The terms “high functioning” and “low functioning” are often used to describe where people are on the spectrum. Though this attempt at categorization seems to make for an easy distinction between where people fall on the spectrum, it is a terribly flawed demarcation.
First, the terms miss the point of the idea that autism exists on a spectrum. This means that as individuals we have varying degrees of capability in a long list of areas. Any individual may not have certain traits or the traits they do have may present differently than in another autistic person. If you understand calculus, then you might think about the spectrum as a curve, or, perhaps more accurately, many curves. An individual can exist anywhere on these multiple curves depending on what the curve represents. It could mean that on one curve the individual excels at a thing and on another they perform less effectively. You can try to take the sum of those curves and place them on one curve that represent autism broadly and attempt to define their place on the spectrum, but then we fall into a trap of saying “high functioning” or “low functioning” without regard for the persons ability to function in a wide variety of areas.
The idea of functionality is often based on a comparison to ideal neurotypical functionality. This presents its own problems. It assumes that neurotypical functionality is the ideal and superior way to be. Many people with autism can point out weaknesses in neurotypical thought, but because it is an accepted way of thinking by the majority, it is arrogantly considered superior.
The term “high functioning” also comes with some additional problems. The term reflects the idea that the person who is “high functioning” can present as neurotypical. It ignores the fact that we are still autistic and the struggle that we go through every day to keep up the façade. It is a lot of work to appear neurotypical. The term also shows complete disregard for the experience that many autistics had that lead to them being able to present as neurotypical. For many autistics considered “high functioning” they were subject to a lot of abuse and mistreatment to be conditioned to behave that way out of fear. That anxiety is something they carry every day. Every day they live in a world of fear and anxiety to behave in a way that goes against their very nature to please other people, so they aren’t treated badly and can achieve the things they wish to achieve. The life of the “high functioning” autistic is one of continues self-monitoring, emotional suppression, consideration of every word used, whether to speak at all, wondering how much to speak, hiding or suppressing stimming behavior, possibly dealing with sensory issues, etc.

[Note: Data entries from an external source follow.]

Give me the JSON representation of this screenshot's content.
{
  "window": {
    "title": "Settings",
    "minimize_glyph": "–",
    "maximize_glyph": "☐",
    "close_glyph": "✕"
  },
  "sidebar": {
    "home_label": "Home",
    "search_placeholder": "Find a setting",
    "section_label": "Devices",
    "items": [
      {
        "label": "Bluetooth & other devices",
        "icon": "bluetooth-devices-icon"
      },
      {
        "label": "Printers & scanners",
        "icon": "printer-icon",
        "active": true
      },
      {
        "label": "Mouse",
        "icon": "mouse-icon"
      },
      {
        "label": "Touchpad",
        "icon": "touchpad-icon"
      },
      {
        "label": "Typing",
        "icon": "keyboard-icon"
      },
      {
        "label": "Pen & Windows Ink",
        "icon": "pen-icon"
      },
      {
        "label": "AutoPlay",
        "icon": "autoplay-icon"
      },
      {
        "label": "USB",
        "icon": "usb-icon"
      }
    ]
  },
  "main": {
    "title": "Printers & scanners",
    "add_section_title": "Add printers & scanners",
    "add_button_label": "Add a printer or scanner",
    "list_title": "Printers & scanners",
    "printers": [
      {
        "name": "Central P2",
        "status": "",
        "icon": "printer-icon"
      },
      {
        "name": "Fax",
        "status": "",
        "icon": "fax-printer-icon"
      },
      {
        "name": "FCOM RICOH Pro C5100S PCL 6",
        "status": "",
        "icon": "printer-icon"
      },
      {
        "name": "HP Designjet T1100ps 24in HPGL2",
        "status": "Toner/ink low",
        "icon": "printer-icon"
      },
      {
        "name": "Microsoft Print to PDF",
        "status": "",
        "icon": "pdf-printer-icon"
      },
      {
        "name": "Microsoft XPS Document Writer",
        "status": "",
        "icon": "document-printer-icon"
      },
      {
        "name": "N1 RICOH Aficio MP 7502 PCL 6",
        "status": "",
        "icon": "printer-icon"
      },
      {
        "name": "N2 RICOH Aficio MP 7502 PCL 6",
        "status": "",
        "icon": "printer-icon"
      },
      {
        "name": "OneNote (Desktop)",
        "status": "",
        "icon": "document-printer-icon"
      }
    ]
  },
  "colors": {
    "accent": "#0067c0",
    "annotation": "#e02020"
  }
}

Even after doing all the things high functioning people do on top of trying to live their life and achieve the things neurotypicals do, and because they present as neurotypical, they often have their autism diagnosis questioned or their experience diminished. Those with “high functioning” autism often get to hear “You don’t seem autistic.” This is a phrase that either applauds us for meeting the superior neurotypical way of being or is used to question the diagnosis.

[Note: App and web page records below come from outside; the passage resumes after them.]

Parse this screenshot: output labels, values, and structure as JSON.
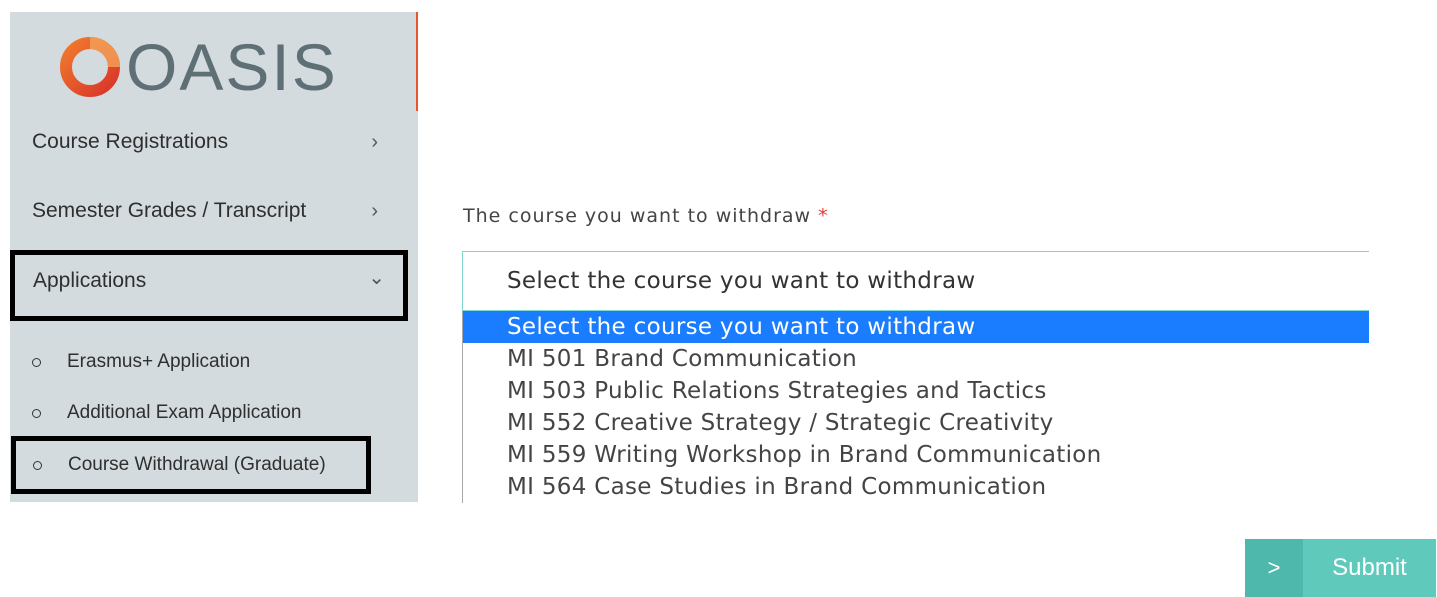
{
  "brand": {
    "name": "OASIS",
    "accent": "#e8552d"
  },
  "sidebar": {
    "items": [
      {
        "label": "Course Registrations",
        "chevron": "›"
      },
      {
        "label": "Semester Grades / Transcript",
        "chevron": "›"
      },
      {
        "label": "Applications",
        "chevron": "⌄"
      }
    ],
    "subitems": [
      {
        "label": "Erasmus+ Application"
      },
      {
        "label": "Additional Exam Application"
      },
      {
        "label": "Course Withdrawal (Graduate)"
      }
    ]
  },
  "form": {
    "label": "The course you want to withdraw",
    "required_mark": "*",
    "select_value": "Select the course you want to withdraw",
    "options": [
      "Select the course you want to withdraw",
      "MI 501 Brand Communication",
      "MI 503 Public Relations Strategies and Tactics",
      "MI 552 Creative Strategy / Strategic Creativity",
      "MI 559 Writing Workshop in Brand Communication",
      "MI 564 Case Studies in Brand Communication"
    ],
    "submit_label": "Submit",
    "submit_icon": ">"
  }
}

“Low functioning” autistics are often infantilized. This measure is all to often applied simply because some very noticeable aspect of the autistic person doesn’t live up to neurotypical expectations. Such an example might be an autistic that can live independently but doesn’t speak with their mouth. That person may very well speak using a computer or writing. They may very well be able to communicate just fine, but they just don’t talk. For this they are labeled as “low functioning.”
The idea behind these two terms always comes back to neurotypical centrism. These two terms need to be removed from our language. An autistic person is just a person with various levels of capability in certain areas. They are just autistic. We also need to understand that the neurotypical neurotype isn’t necessarily superior. The idea of strength and weakness in a certain area of cognitive functionality depend on the situation and metric being used to make the assessment. For this to change, neurotypicals will have to leave their comfort zone and start thinking and speaking differently when it comes to autism.